Which brings us to the end, the very end, after twenty two posts, of our Tour of Boesinghe. I hope you enjoyed it, I hope you learnt something along the way, and don’t ever forget, it’s not just the writer, it’s all the readers, all of you, who are keeping the memory of these men alive every time you read one of these posts. And that is what this site is all about.
This whole extravaganza is dedicated to Baldrick, without whom none of it would have possible,…
…and nothing like as much fun. He is having fun, isn’t he?
There’s an addendum to this tour that you can find if you click here.
Have followed your progress and read each installment along with your insights with great interest. Am now looking forward to your next mission, wherever that will be.
Thanks John. A few solo posts next, I suspect, more tours later in the year. I need a break!
Extraordinary and your photos well demonstrate the mud and slush endured by the troops – and the shrapnel find (nasty stuff) which I’m sure will now be “in your treasure trove drawer”.
I notice the Cemetery Plan refers to the “Great Cross” compared to “Cross of Sacrifice”. For we less knowledgeable types are you able to explain the two names?
Cheers Sid! The Great Cross thing is something that I have always failed to find a definitive answer for. The best I can give you is my own belief on the matter: Originally Lutyens’ so-called Stone of Remembrance was officially known as the Great War Stone (and that may still be the ‘official’ name). If you look at any cemetery plan for a cemetery with both a Cross & a Stone, the Cross is always the Great Cross, and the stone always the War Stone. Maybe the bloke who did all the original cemetery plans, or the boss of the blokes who did all the original cemetery plans, simply made a mistake and put the Great before Cross instead of War Stone, and the cemetery plans actually should have said Cross & Great War Stone. I dunno. The term Cross of Sacrifice appears to have been used from the start.
As always thank you. We visited maybe 3 years ago. I got the feeling not many people stop. And I wish I had had all this information when I strolled around paying my respects.
And as always, you are hugely welcome Morag. So pleased you enjoyed, and had visited some of the places on, this tour.
Thankee kindly for the dedication, good Sir. I’d posit most of the fun takes place off camera… Always a pleasure—well most of the time anyway! 😉
Can we do it again soon please????
You probably already know the answer to that…
So odd and yet fitting, the way that small cemetery floats like an island amidst all that mud, the very same mud those men slogged through a long century ago.
Joseph French who is buried in No Mans Cot Cemetery was my Uncle and I have left a picture of him with my London Tower Poppy which you featured.

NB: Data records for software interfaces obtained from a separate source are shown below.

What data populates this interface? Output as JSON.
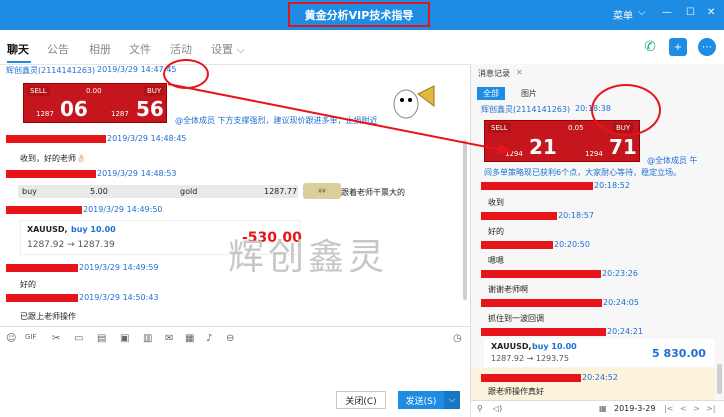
{
  "window": {
    "title": "黄金分析VIP技术指导",
    "menu_label": "菜单",
    "minimize": "—",
    "maximize": "☐",
    "close": "✕"
  },
  "tabs": [
    "聊天",
    "公告",
    "相册",
    "文件",
    "活动",
    "设置 ⌵"
  ],
  "chat": {
    "sender": "辉创鑫灵(2114141263)",
    "first_time": "2019/3/29 14:47:45",
    "quote": {
      "sell": "SELL",
      "buy": "BUY",
      "lot": "0.00",
      "sell_small": "1287",
      "sell_big": "06",
      "buy_small": "1287",
      "buy_big": "56"
    },
    "announce": "@全体成员  下方支撑强烈，建议现价跟进多单，止损附近",
    "messages": [
      {
        "time": "2019/3/29 14:48:45",
        "text": "收到，好的老师👌🏻"
      },
      {
        "time": "2019/3/29 14:48:53",
        "text": ""
      },
      {
        "time": "2019/3/29 14:49:50",
        "text": ""
      },
      {
        "time": "2019/3/29 14:49:59",
        "text": "好的"
      },
      {
        "time": "2019/3/29 14:50:43",
        "text": "已跟上老师操作"
      }
    ],
    "trade_row": {
      "side": "buy",
      "lot": "5.00",
      "symbol": "gold",
      "price": "1287.77",
      "text": "跟着老师干票大的"
    },
    "trade_card": {
      "symbol": "XAUUSD,",
      "action": "buy 10.00",
      "from_to": "1287.92 → 1287.39",
      "pnl": "-530.00"
    }
  },
  "buttons": {
    "close": "关闭(C)",
    "send": "发送(S)",
    "send_arrow": "⌵"
  },
  "right": {
    "title": "消息记录",
    "close": "✕",
    "tab_all": "全部",
    "tab_images": "图片",
    "sender": "辉创鑫灵(2114141263)",
    "first_time": "20:18:38",
    "quote": {
      "sell": "SELL",
      "buy": "BUY",
      "lot": "0.05",
      "sell_small": "1294",
      "sell_big": "21",
      "buy_small": "1294",
      "buy_big": "71"
    },
    "announce_1": "@全体成员 午",
    "announce_2": "间多单策略现已获利6个点，大家耐心等待，稳定立场。",
    "messages": [
      {
        "time": "20:18:52",
        "text": "收到"
      },
      {
        "time": "20:18:57",
        "text": "好的"
      },
      {
        "time": "20:20:50",
        "text": "嗯嗯"
      },
      {
        "time": "20:23:26",
        "text": "谢谢老师啊"
      },
      {
        "time": "20:24:05",
        "text": "抓住到一波回调"
      },
      {
        "time": "20:24:21",
        "text": ""
      },
      {
        "time": "20:24:52",
        "text": "跟老师操作真好"
      }
    ],
    "trade_card": {
      "symbol": "XAUUSD,",
      "action": "buy 10.00",
      "from_to": "1287.92 → 1293.75",
      "pnl": "5 830.00"
    },
    "date": "2019-3-29"
  },
  "watermark": "辉创鑫灵",
  "colors": {
    "primary": "#1e8ce3",
    "highlight": "#e7141a",
    "quote_bg": "#c4161c"
  }
}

His mother Elizabeth French (my Grandmother) went out to his grave in 1922 of which I have her diary, she went back to Scotland and wrote a tribute to all the Seaforth Highlanders from Garmouth and area in the Northern Scott newspaper.
In August 2017 I visited Fort George near Inverness which featured memorabilia to commemorate the centenary of the first day of the battle of Passchendale of which Joseph French was featured together with my Grandmothers story.
Hello Elizabeth Jane. Great to hear from you – as you can tell by the post I was struck by the photo of your Uncle, who looks sooo young, doesn’t he? Of course the poppies are very visible when you see them in CWGC cemeteries, and your poppy led me to the photograph (I have a couple of the poppies myself). Thanks for telling us about your Grandmothers’ story – and your story too, which kind of closes the circle one hundred years later.